■ **EXERCISE PROMPT**
In the lines below, the string "Billing" may appear; say how many lines hold it and give nothing more.

■ **DATA EXTRACTS**

--------------------------------------------------

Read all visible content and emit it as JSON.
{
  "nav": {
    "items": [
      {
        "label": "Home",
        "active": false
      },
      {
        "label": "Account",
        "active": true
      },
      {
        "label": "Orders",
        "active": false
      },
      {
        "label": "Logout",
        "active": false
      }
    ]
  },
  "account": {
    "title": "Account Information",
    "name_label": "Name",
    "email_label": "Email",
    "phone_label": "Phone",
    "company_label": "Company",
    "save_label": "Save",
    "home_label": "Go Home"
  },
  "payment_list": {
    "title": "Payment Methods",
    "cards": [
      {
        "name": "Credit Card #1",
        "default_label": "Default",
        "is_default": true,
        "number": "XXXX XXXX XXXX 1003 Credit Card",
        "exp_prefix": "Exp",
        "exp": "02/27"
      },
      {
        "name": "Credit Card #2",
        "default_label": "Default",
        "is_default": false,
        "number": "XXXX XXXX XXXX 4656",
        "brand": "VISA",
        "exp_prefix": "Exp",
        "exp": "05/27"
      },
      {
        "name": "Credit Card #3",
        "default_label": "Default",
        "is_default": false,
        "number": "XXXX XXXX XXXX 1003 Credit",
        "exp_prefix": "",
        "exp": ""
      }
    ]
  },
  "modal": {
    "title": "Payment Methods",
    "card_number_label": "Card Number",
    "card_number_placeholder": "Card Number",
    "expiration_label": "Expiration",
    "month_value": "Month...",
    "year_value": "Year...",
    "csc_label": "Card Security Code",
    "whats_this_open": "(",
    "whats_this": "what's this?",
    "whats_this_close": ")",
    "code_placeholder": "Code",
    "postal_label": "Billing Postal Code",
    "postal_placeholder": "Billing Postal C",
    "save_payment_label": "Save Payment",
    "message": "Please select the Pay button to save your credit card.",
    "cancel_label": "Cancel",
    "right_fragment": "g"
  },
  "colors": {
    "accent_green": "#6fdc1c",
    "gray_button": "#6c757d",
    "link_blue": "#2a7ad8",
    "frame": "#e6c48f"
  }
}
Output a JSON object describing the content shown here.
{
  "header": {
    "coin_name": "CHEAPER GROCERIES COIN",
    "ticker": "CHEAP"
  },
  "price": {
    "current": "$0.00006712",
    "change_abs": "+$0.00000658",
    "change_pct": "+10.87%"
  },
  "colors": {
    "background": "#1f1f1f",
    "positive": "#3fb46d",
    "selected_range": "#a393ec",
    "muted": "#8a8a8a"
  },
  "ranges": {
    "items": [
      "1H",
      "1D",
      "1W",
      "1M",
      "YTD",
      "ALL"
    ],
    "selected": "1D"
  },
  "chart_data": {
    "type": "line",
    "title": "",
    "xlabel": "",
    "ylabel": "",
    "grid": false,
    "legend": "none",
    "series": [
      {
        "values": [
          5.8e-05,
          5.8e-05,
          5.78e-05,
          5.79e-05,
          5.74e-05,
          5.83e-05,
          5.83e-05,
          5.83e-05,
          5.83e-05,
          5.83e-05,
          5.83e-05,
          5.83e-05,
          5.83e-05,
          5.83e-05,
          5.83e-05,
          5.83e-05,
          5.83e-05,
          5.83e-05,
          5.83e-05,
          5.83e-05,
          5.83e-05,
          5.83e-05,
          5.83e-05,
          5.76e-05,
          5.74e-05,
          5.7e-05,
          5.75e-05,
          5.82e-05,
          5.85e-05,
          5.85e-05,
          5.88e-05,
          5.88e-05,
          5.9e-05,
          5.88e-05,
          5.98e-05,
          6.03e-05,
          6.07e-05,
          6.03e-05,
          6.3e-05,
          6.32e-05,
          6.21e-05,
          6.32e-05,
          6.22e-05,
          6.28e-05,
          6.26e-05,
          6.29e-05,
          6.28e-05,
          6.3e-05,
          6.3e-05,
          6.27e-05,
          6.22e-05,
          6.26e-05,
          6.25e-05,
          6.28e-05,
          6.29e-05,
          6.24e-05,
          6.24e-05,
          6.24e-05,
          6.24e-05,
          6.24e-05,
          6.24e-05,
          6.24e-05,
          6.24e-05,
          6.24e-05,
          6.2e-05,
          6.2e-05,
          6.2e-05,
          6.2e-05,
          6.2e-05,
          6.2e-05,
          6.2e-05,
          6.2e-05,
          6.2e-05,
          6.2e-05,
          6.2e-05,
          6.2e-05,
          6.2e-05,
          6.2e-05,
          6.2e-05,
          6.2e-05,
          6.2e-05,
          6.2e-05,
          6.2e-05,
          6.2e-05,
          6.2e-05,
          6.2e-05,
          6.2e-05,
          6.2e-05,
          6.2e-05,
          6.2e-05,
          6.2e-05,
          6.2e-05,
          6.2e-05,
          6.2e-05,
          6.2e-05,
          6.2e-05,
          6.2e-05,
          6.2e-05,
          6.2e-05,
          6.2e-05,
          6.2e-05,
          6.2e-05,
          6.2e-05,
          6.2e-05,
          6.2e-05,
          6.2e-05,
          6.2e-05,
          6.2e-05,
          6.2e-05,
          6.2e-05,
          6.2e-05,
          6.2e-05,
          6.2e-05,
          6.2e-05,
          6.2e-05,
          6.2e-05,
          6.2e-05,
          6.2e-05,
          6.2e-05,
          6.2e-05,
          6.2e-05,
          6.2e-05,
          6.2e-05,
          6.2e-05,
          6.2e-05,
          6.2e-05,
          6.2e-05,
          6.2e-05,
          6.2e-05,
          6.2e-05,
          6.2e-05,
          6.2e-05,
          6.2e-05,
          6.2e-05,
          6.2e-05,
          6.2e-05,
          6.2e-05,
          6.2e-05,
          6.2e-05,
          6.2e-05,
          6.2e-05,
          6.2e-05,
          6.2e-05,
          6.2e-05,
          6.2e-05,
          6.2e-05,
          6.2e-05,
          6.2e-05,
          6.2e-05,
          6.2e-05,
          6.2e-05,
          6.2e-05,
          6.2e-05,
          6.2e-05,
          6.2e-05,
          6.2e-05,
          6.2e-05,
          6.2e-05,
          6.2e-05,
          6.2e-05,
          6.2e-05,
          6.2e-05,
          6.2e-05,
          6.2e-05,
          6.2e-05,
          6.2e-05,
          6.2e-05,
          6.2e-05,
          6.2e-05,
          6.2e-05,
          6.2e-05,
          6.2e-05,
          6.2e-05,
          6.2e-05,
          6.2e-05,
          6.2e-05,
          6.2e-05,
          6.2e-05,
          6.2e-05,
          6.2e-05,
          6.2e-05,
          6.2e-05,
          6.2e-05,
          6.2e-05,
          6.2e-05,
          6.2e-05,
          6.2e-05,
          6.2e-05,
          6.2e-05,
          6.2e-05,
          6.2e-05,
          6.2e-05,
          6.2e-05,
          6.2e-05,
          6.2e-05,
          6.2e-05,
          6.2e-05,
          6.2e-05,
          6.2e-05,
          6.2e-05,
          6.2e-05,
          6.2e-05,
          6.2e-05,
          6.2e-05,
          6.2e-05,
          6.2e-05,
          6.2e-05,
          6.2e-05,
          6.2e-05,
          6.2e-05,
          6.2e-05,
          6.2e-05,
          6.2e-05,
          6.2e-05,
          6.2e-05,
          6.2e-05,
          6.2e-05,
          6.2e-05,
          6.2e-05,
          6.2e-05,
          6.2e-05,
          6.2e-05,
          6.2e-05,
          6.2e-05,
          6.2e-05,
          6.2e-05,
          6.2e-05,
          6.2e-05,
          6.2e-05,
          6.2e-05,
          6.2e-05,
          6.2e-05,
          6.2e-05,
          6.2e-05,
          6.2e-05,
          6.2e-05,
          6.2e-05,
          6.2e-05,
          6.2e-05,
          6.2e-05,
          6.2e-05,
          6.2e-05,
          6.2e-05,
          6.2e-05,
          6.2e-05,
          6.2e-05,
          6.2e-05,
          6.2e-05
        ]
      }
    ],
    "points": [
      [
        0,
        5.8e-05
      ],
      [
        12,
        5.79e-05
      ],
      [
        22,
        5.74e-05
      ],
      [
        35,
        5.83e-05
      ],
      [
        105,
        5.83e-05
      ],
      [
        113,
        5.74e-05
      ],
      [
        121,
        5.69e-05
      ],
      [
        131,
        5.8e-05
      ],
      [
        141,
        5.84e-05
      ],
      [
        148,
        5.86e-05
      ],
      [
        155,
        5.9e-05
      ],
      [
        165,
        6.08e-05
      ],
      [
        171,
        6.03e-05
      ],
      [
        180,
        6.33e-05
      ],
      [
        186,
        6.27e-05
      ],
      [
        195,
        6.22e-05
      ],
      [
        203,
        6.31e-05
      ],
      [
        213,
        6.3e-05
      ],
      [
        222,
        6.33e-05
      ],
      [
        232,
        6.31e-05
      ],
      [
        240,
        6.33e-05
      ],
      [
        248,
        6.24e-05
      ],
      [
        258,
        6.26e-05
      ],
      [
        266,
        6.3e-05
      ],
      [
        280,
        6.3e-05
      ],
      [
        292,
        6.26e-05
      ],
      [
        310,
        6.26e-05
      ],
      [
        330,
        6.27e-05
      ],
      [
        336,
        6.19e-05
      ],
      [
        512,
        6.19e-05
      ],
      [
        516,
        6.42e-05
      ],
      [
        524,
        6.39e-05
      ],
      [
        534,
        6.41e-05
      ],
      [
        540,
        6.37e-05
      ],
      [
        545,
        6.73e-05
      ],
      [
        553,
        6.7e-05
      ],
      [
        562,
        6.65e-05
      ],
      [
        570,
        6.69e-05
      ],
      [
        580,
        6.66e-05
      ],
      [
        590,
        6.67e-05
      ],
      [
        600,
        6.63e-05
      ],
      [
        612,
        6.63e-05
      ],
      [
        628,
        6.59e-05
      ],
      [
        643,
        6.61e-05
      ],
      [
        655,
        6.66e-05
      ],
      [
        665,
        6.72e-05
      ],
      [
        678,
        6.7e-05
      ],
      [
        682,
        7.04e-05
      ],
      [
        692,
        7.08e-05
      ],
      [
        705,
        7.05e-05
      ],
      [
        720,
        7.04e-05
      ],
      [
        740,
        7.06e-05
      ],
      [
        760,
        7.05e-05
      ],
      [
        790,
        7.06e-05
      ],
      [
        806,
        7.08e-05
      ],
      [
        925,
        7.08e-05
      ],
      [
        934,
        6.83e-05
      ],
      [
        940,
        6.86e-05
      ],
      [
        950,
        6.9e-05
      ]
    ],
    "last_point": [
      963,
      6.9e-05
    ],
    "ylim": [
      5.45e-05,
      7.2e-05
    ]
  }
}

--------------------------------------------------

■ **RESPONSE TO THIS EXERCISE**
2